[Source records]
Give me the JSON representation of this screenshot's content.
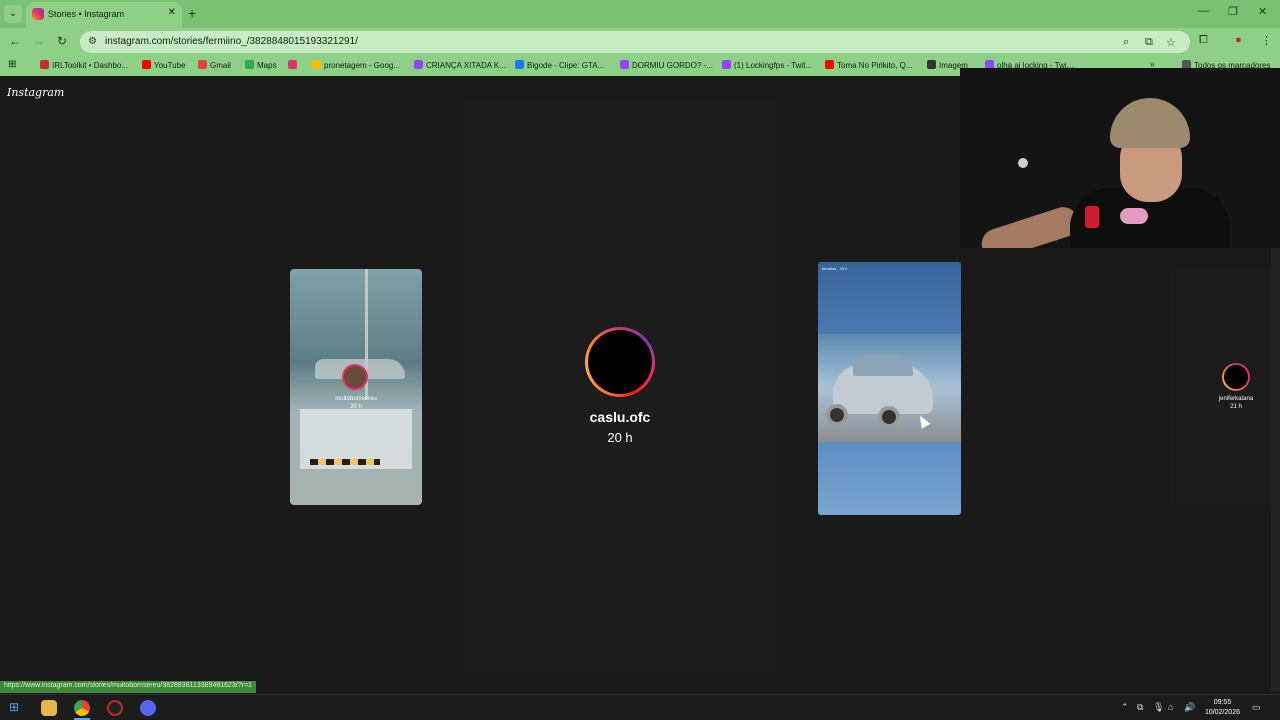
{
  "browser": {
    "tab_title": "Stories • Instagram",
    "url": "instagram.com/stories/fermiino_/3828848015193321291/",
    "bookmarks": [
      {
        "label": "IRLToolkit • Dashbo...",
        "color": "#c4302b"
      },
      {
        "label": "YouTube",
        "color": "#ff0000"
      },
      {
        "label": "Gmail",
        "color": "#ea4335"
      },
      {
        "label": "Maps",
        "color": "#34a853"
      },
      {
        "label": "",
        "color": "#e1306c"
      },
      {
        "label": "pronetagem - Goog...",
        "color": "#fbbc04"
      },
      {
        "label": "CRIANÇA XITADA K...",
        "color": "#9146ff"
      },
      {
        "label": "Bigode - Clipe: GTA...",
        "color": "#1877f2"
      },
      {
        "label": "DORMIU GORDO? -...",
        "color": "#9146ff"
      },
      {
        "label": "(1) Lockingfps - Twit...",
        "color": "#9146ff"
      },
      {
        "label": "Toma No Pirikito, Q...",
        "color": "#ff0000"
      },
      {
        "label": "Imagem",
        "color": "#333333"
      },
      {
        "label": "olha ai locking - Twi...",
        "color": "#9146ff"
      },
      {
        "label": "Todos os marcadores",
        "color": "#555555"
      }
    ],
    "status_url": "https://www.instagram.com/stories/muitobomsereu/3828838113389481623/?r=1"
  },
  "instagram": {
    "logo": "Instagram",
    "center_story": {
      "username": "caslu.ofc",
      "time": "20 h"
    },
    "left_story": {
      "username": "muitobomsereu",
      "time": "20 h"
    },
    "right_story_header": "fermiino_ 23 h",
    "far_right_story": {
      "username": "jeniferkatana",
      "time": "21 h"
    }
  },
  "taskbar": {
    "time": "09:55",
    "date": "10/02/2026"
  }
}
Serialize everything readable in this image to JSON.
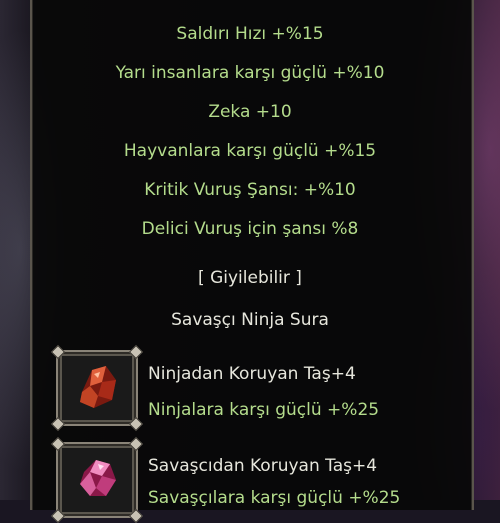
{
  "tooltip": {
    "stats": [
      "Saldırı Hızı +%15",
      "Yarı insanlara karşı güçlü +%10",
      "Zeka +10",
      "Hayvanlara karşı güçlü +%15",
      "Kritik Vuruş Şansı: +%10",
      "Delici Vuruş için şansı %8"
    ],
    "wearable": "[ Giyilebilir ]",
    "classes": "Savaşçı Ninja Sura",
    "stones": [
      {
        "name": "Ninjadan Koruyan Taş+4",
        "bonus": "Ninjalara karşı güçlü +%25",
        "icon": "red-crystal-stone-icon",
        "color": "#c0392b"
      },
      {
        "name": "Savaşcıdan Koruyan Taş+4",
        "bonus": "Savaşçılara karşı güçlü +%25",
        "icon": "pink-crystal-stone-icon",
        "color": "#d0508a"
      }
    ]
  },
  "colors": {
    "bonus_text": "#b4dc8c",
    "normal_text": "#e6e6dc"
  }
}
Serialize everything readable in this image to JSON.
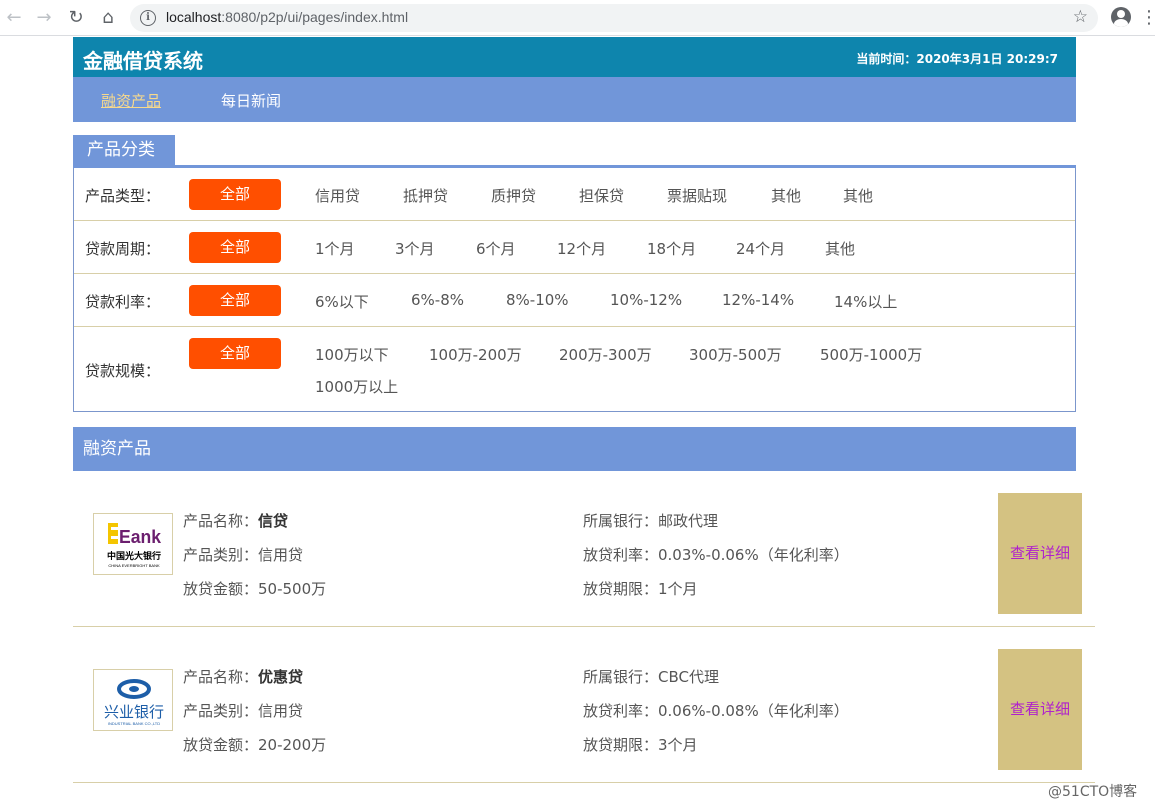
{
  "browser": {
    "url_host": "localhost",
    "url_rest": ":8080/p2p/ui/pages/index.html"
  },
  "header": {
    "logo": "金融借贷系统",
    "time": "当前时间：2020年3月1日 20:29:7"
  },
  "topnav": {
    "items": [
      {
        "label": "融资产品",
        "active": true
      },
      {
        "label": "每日新闻",
        "active": false
      }
    ]
  },
  "category": {
    "tab_label": "产品分类",
    "rows": [
      {
        "label": "产品类型：",
        "all": "全部",
        "options": [
          "信用贷",
          "抵押贷",
          "质押贷",
          "担保贷",
          "票据贴现",
          "其他",
          "其他"
        ]
      },
      {
        "label": "贷款周期：",
        "all": "全部",
        "options": [
          "1个月",
          "3个月",
          "6个月",
          "12个月",
          "18个月",
          "24个月",
          "其他"
        ]
      },
      {
        "label": "贷款利率：",
        "all": "全部",
        "options": [
          "6%以下",
          "6%-8%",
          "8%-10%",
          "10%-12%",
          "12%-14%",
          "14%以上"
        ]
      },
      {
        "label": "贷款规模：",
        "all": "全部",
        "options": [
          "100万以下",
          "100万-200万",
          "200万-300万",
          "300万-500万",
          "500万-1000万",
          "1000万以上"
        ]
      }
    ]
  },
  "products_section": {
    "title": "融资产品"
  },
  "products": [
    {
      "logo_text": "Eank",
      "logo_sub": "中国光大银行",
      "logo_sub2": "CHINA EVERBRIGHT BANK",
      "name_label": "产品名称：",
      "name": "信贷",
      "category": "产品类别：信用贷",
      "amount": "放贷金额：50-500万",
      "bank": "所属银行：邮政代理",
      "rate": "放贷利率：0.03%-0.06%（年化利率）",
      "term": "放贷期限：1个月",
      "detail_button": "查看详细"
    },
    {
      "logo_text": "兴业银行",
      "logo_sub2": "INDUSTRIAL BANK CO.,LTD",
      "name_label": "产品名称：",
      "name": "优惠贷",
      "category": "产品类别：信用贷",
      "amount": "放贷金额：20-200万",
      "bank": "所属银行：CBC代理",
      "rate": "放贷利率：0.06%-0.08%（年化利率）",
      "term": "放贷期限：3个月",
      "detail_button": "查看详细"
    }
  ],
  "watermark": "@51CTO博客"
}
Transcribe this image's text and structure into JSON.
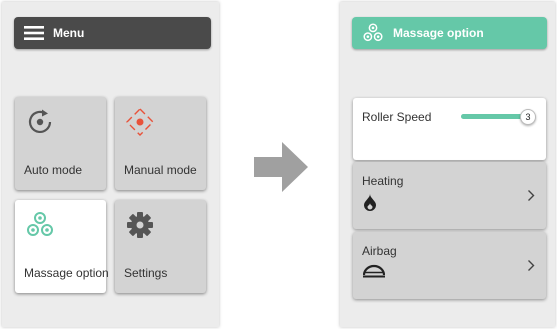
{
  "left_screen": {
    "header": {
      "title": "Menu",
      "icon": "hamburger-icon"
    },
    "tiles": [
      {
        "label": "Auto mode",
        "icon": "auto-rotate-icon"
      },
      {
        "label": "Manual mode",
        "icon": "manual-target-icon"
      },
      {
        "label": "Massage option",
        "icon": "massage-circles-icon",
        "active": true
      },
      {
        "label": "Settings",
        "icon": "gear-icon"
      }
    ]
  },
  "transition": {
    "icon": "right-arrow-icon"
  },
  "right_screen": {
    "header": {
      "title": "Massage option",
      "icon": "massage-circles-icon"
    },
    "options": [
      {
        "label": "Roller Speed",
        "value": "3",
        "level": 1.0,
        "control": "slider"
      },
      {
        "label": "Heating",
        "icon": "flame-drop-icon",
        "control": "chevron-right-icon"
      },
      {
        "label": "Airbag",
        "icon": "airbag-dome-icon",
        "control": "chevron-right-icon"
      }
    ]
  },
  "colors": {
    "accent": "#65c8a8",
    "accent_dark": "#e8523a",
    "menu_header": "#4a4a4a",
    "tile": "#d3d3d3",
    "panel": "#ececec",
    "arrow": "#a0a0a0"
  }
}
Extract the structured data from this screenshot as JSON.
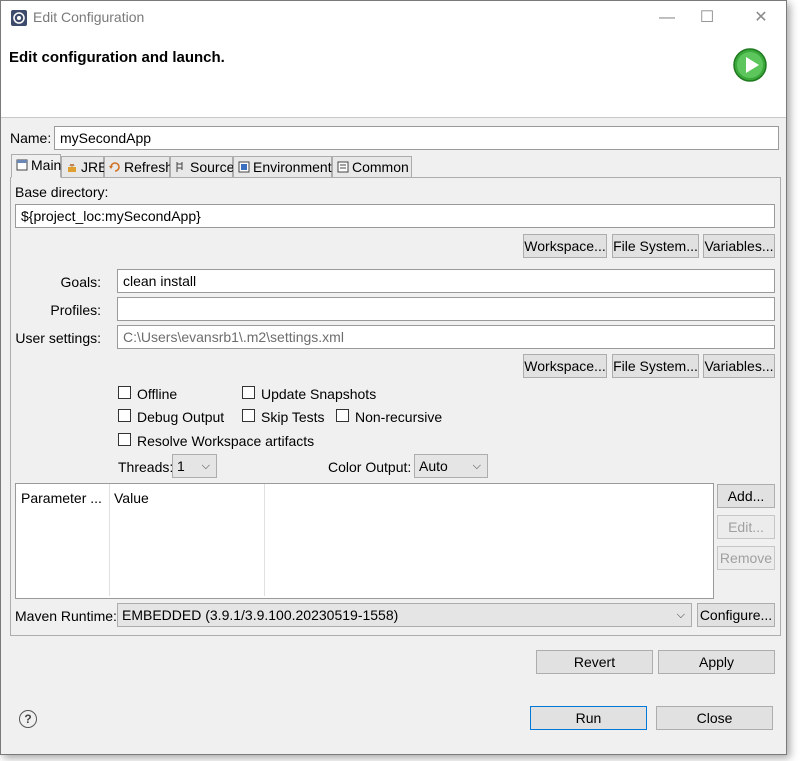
{
  "window": {
    "title": "Edit Configuration",
    "controls": {
      "minimize": "—",
      "maximize": "☐",
      "close": "✕"
    }
  },
  "banner": {
    "title": "Edit configuration and launch.",
    "icon": "run-icon",
    "accent": "#3aa83a"
  },
  "name": {
    "label": "Name:",
    "value": "mySecondApp"
  },
  "tabs": [
    {
      "label": "Main",
      "icon": "main-tab-icon",
      "active": true
    },
    {
      "label": "JRE",
      "icon": "jre-icon"
    },
    {
      "label": "Refresh",
      "icon": "refresh-icon"
    },
    {
      "label": "Source",
      "icon": "source-icon"
    },
    {
      "label": "Environment",
      "icon": "environment-icon"
    },
    {
      "label": "Common",
      "icon": "common-icon"
    }
  ],
  "main": {
    "base_dir_label": "Base directory:",
    "base_dir_value": "${project_loc:mySecondApp}",
    "buttons1": {
      "workspace": "Workspace...",
      "filesystem": "File System...",
      "variables": "Variables..."
    },
    "goals_label": "Goals:",
    "goals_value": "clean install",
    "profiles_label": "Profiles:",
    "profiles_value": "",
    "user_settings_label": "User settings:",
    "user_settings_placeholder": "C:\\Users\\evansrb1\\.m2\\settings.xml",
    "buttons2": {
      "workspace": "Workspace...",
      "filesystem": "File System...",
      "variables": "Variables..."
    },
    "checkboxes": {
      "offline": "Offline",
      "update_snapshots": "Update Snapshots",
      "debug_output": "Debug Output",
      "skip_tests": "Skip Tests",
      "non_recursive": "Non-recursive",
      "resolve_workspace": "Resolve Workspace artifacts"
    },
    "threads_label": "Threads:",
    "threads_value": "1",
    "color_output_label": "Color Output:",
    "color_output_value": "Auto",
    "params_table": {
      "columns": [
        "Parameter ...",
        "Value"
      ],
      "rows": []
    },
    "param_buttons": {
      "add": "Add...",
      "edit": "Edit...",
      "remove": "Remove"
    },
    "maven_runtime_label": "Maven Runtime:",
    "maven_runtime_value": "EMBEDDED (3.9.1/3.9.100.20230519-1558)",
    "configure": "Configure..."
  },
  "actions": {
    "revert": "Revert",
    "apply": "Apply"
  },
  "footer": {
    "help": "?",
    "run": "Run",
    "close": "Close"
  }
}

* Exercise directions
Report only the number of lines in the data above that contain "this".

* Answer for the task
5